#### [Exercise requirements]
Write the data below out again, unchanged.

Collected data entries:
+++++
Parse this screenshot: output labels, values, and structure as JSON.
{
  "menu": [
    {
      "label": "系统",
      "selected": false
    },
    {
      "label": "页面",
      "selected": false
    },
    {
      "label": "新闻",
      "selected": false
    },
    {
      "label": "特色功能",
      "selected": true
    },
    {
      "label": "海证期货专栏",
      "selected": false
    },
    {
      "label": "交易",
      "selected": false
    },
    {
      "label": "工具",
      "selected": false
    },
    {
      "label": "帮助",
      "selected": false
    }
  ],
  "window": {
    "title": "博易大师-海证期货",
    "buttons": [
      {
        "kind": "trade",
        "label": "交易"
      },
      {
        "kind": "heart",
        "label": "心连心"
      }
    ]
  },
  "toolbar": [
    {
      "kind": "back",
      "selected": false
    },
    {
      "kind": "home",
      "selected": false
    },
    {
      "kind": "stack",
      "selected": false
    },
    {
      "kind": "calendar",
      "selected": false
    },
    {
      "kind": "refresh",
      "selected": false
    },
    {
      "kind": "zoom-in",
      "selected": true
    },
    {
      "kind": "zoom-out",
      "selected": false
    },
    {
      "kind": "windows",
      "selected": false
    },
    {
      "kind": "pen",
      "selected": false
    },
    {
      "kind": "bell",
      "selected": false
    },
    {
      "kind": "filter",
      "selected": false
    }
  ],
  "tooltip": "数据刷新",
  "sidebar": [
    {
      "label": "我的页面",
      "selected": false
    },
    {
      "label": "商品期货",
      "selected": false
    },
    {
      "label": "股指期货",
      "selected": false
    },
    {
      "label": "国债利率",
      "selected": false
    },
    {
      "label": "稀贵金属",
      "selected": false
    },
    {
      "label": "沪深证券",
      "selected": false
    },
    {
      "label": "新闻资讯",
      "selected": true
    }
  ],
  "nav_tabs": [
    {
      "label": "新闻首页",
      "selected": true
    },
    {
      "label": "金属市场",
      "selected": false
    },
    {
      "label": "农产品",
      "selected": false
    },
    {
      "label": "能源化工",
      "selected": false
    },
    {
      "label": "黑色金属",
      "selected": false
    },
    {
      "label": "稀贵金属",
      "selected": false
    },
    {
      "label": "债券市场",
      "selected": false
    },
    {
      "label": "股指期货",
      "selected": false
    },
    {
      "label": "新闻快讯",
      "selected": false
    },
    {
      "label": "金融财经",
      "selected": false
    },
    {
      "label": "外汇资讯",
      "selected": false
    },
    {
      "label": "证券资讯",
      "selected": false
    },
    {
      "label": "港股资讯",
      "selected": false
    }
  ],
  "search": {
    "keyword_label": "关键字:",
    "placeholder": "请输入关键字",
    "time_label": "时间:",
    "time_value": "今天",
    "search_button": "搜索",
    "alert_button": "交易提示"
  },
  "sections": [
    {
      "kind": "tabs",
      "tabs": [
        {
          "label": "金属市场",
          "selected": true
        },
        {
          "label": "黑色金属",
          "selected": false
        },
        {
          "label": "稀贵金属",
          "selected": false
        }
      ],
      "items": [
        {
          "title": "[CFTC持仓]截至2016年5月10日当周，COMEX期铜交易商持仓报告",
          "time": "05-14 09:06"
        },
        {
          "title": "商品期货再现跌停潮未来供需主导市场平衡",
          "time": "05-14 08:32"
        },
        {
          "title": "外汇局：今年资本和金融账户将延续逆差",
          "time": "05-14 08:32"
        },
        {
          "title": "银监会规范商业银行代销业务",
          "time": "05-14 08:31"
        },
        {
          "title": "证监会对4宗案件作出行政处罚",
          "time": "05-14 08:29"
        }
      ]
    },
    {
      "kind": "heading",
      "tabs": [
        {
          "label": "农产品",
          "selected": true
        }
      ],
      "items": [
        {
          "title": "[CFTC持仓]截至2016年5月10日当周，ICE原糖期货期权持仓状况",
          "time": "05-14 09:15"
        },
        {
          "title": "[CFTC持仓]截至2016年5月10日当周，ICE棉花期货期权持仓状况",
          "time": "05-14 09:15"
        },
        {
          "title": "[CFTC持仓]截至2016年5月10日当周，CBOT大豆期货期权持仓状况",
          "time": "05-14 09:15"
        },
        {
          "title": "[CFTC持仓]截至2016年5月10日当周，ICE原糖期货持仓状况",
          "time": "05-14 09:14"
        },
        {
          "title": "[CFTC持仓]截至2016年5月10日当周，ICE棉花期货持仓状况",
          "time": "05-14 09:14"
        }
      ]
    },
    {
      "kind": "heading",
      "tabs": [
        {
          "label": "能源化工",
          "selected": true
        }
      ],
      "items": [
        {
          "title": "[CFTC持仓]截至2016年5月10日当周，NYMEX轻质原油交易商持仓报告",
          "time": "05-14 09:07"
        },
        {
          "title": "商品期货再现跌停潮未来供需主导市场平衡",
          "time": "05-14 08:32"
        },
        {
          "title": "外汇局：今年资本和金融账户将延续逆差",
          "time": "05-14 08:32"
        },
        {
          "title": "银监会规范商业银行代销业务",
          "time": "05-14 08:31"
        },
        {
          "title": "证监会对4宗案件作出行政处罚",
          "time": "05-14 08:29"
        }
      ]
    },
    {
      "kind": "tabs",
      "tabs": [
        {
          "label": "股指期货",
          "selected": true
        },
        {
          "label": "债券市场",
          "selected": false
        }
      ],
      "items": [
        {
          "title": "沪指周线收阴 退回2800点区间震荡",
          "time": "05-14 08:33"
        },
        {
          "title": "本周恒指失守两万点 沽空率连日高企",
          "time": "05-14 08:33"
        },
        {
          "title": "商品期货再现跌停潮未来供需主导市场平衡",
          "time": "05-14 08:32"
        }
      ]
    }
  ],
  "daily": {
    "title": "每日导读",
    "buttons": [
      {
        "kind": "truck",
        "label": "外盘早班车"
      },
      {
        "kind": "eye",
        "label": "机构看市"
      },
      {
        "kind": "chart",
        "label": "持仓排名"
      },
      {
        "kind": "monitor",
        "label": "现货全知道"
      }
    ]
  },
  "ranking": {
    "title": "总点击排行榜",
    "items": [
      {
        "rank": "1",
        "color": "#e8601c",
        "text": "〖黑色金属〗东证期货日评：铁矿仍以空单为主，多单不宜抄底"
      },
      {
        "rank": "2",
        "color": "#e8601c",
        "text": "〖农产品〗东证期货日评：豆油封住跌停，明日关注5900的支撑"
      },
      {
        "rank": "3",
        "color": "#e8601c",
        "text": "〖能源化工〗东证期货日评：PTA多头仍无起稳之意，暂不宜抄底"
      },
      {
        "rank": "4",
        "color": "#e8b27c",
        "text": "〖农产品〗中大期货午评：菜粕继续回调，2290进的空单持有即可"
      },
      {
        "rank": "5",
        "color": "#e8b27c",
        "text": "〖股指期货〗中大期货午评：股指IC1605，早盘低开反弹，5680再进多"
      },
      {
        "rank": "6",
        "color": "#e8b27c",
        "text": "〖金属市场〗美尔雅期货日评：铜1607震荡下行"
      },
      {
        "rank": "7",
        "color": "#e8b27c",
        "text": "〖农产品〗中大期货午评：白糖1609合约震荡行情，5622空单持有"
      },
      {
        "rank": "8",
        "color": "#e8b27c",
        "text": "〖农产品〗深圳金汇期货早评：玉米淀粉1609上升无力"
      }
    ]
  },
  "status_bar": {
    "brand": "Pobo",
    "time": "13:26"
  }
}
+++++
#### [Expected answer]
Parse this screenshot: output labels, values, and structure as JSON.
{
  "menu": [
    {
      "label": "系统",
      "selected": false
    },
    {
      "label": "页面",
      "selected": false
    },
    {
      "label": "新闻",
      "selected": false
    },
    {
      "label": "特色功能",
      "selected": true
    },
    {
      "label": "海证期货专栏",
      "selected": false
    },
    {
      "label": "交易",
      "selected": false
    },
    {
      "label": "工具",
      "selected": false
    },
    {
      "label": "帮助",
      "selected": false
    }
  ],
  "window": {
    "title": "博易大师-海证期货",
    "buttons": [
      {
        "kind": "trade",
        "label": "交易"
      },
      {
        "kind": "heart",
        "label": "心连心"
      }
    ]
  },
  "toolbar": [
    {
      "kind": "back",
      "selected": false
    },
    {
      "kind": "home",
      "selected": false
    },
    {
      "kind": "stack",
      "selected": false
    },
    {
      "kind": "calendar",
      "selected": false
    },
    {
      "kind": "refresh",
      "selected": false
    },
    {
      "kind": "zoom-in",
      "selected": true
    },
    {
      "kind": "zoom-out",
      "selected": false
    },
    {
      "kind": "windows",
      "selected": false
    },
    {
      "kind": "pen",
      "selected": false
    },
    {
      "kind": "bell",
      "selected": false
    },
    {
      "kind": "filter",
      "selected": false
    }
  ],
  "tooltip": "数据刷新",
  "sidebar": [
    {
      "label": "我的页面",
      "selected": false
    },
    {
      "label": "商品期货",
      "selected": false
    },
    {
      "label": "股指期货",
      "selected": false
    },
    {
      "label": "国债利率",
      "selected": false
    },
    {
      "label": "稀贵金属",
      "selected": false
    },
    {
      "label": "沪深证券",
      "selected": false
    },
    {
      "label": "新闻资讯",
      "selected": true
    }
  ],
  "nav_tabs": [
    {
      "label": "新闻首页",
      "selected": true
    },
    {
      "label": "金属市场",
      "selected": false
    },
    {
      "label": "农产品",
      "selected": false
    },
    {
      "label": "能源化工",
      "selected": false
    },
    {
      "label": "黑色金属",
      "selected": false
    },
    {
      "label": "稀贵金属",
      "selected": false
    },
    {
      "label": "债券市场",
      "selected": false
    },
    {
      "label": "股指期货",
      "selected": false
    },
    {
      "label": "新闻快讯",
      "selected": false
    },
    {
      "label": "金融财经",
      "selected": false
    },
    {
      "label": "外汇资讯",
      "selected": false
    },
    {
      "label": "证券资讯",
      "selected": false
    },
    {
      "label": "港股资讯",
      "selected": false
    }
  ],
  "search": {
    "keyword_label": "关键字:",
    "placeholder": "请输入关键字",
    "time_label": "时间:",
    "time_value": "今天",
    "search_button": "搜索",
    "alert_button": "交易提示"
  },
  "sections": [
    {
      "kind": "tabs",
      "tabs": [
        {
          "label": "金属市场",
          "selected": true
        },
        {
          "label": "黑色金属",
          "selected": false
        },
        {
          "label": "稀贵金属",
          "selected": false
        }
      ],
      "items": [
        {
          "title": "[CFTC持仓]截至2016年5月10日当周，COMEX期铜交易商持仓报告",
          "time": "05-14 09:06"
        },
        {
          "title": "商品期货再现跌停潮未来供需主导市场平衡",
          "time": "05-14 08:32"
        },
        {
          "title": "外汇局：今年资本和金融账户将延续逆差",
          "time": "05-14 08:32"
        },
        {
          "title": "银监会规范商业银行代销业务",
          "time": "05-14 08:31"
        },
        {
          "title": "证监会对4宗案件作出行政处罚",
          "time": "05-14 08:29"
        }
      ]
    },
    {
      "kind": "heading",
      "tabs": [
        {
          "label": "农产品",
          "selected": true
        }
      ],
      "items": [
        {
          "title": "[CFTC持仓]截至2016年5月10日当周，ICE原糖期货期权持仓状况",
          "time": "05-14 09:15"
        },
        {
          "title": "[CFTC持仓]截至2016年5月10日当周，ICE棉花期货期权持仓状况",
          "time": "05-14 09:15"
        },
        {
          "title": "[CFTC持仓]截至2016年5月10日当周，CBOT大豆期货期权持仓状况",
          "time": "05-14 09:15"
        },
        {
          "title": "[CFTC持仓]截至2016年5月10日当周，ICE原糖期货持仓状况",
          "time": "05-14 09:14"
        },
        {
          "title": "[CFTC持仓]截至2016年5月10日当周，ICE棉花期货持仓状况",
          "time": "05-14 09:14"
        }
      ]
    },
    {
      "kind": "heading",
      "tabs": [
        {
          "label": "能源化工",
          "selected": true
        }
      ],
      "items": [
        {
          "title": "[CFTC持仓]截至2016年5月10日当周，NYMEX轻质原油交易商持仓报告",
          "time": "05-14 09:07"
        },
        {
          "title": "商品期货再现跌停潮未来供需主导市场平衡",
          "time": "05-14 08:32"
        },
        {
          "title": "外汇局：今年资本和金融账户将延续逆差",
          "time": "05-14 08:32"
        },
        {
          "title": "银监会规范商业银行代销业务",
          "time": "05-14 08:31"
        },
        {
          "title": "证监会对4宗案件作出行政处罚",
          "time": "05-14 08:29"
        }
      ]
    },
    {
      "kind": "tabs",
      "tabs": [
        {
          "label": "股指期货",
          "selected": true
        },
        {
          "label": "债券市场",
          "selected": false
        }
      ],
      "items": [
        {
          "title": "沪指周线收阴 退回2800点区间震荡",
          "time": "05-14 08:33"
        },
        {
          "title": "本周恒指失守两万点 沽空率连日高企",
          "time": "05-14 08:33"
        },
        {
          "title": "商品期货再现跌停潮未来供需主导市场平衡",
          "time": "05-14 08:32"
        }
      ]
    }
  ],
  "daily": {
    "title": "每日导读",
    "buttons": [
      {
        "kind": "truck",
        "label": "外盘早班车"
      },
      {
        "kind": "eye",
        "label": "机构看市"
      },
      {
        "kind": "chart",
        "label": "持仓排名"
      },
      {
        "kind": "monitor",
        "label": "现货全知道"
      }
    ]
  },
  "ranking": {
    "title": "总点击排行榜",
    "items": [
      {
        "rank": "1",
        "color": "#e8601c",
        "text": "〖黑色金属〗东证期货日评：铁矿仍以空单为主，多单不宜抄底"
      },
      {
        "rank": "2",
        "color": "#e8601c",
        "text": "〖农产品〗东证期货日评：豆油封住跌停，明日关注5900的支撑"
      },
      {
        "rank": "3",
        "color": "#e8601c",
        "text": "〖能源化工〗东证期货日评：PTA多头仍无起稳之意，暂不宜抄底"
      },
      {
        "rank": "4",
        "color": "#e8b27c",
        "text": "〖农产品〗中大期货午评：菜粕继续回调，2290进的空单持有即可"
      },
      {
        "rank": "5",
        "color": "#e8b27c",
        "text": "〖股指期货〗中大期货午评：股指IC1605，早盘低开反弹，5680再进多"
      },
      {
        "rank": "6",
        "color": "#e8b27c",
        "text": "〖金属市场〗美尔雅期货日评：铜1607震荡下行"
      },
      {
        "rank": "7",
        "color": "#e8b27c",
        "text": "〖农产品〗中大期货午评：白糖1609合约震荡行情，5622空单持有"
      },
      {
        "rank": "8",
        "color": "#e8b27c",
        "text": "〖农产品〗深圳金汇期货早评：玉米淀粉1609上升无力"
      }
    ]
  },
  "status_bar": {
    "brand": "Pobo",
    "time": "13:26"
  }
}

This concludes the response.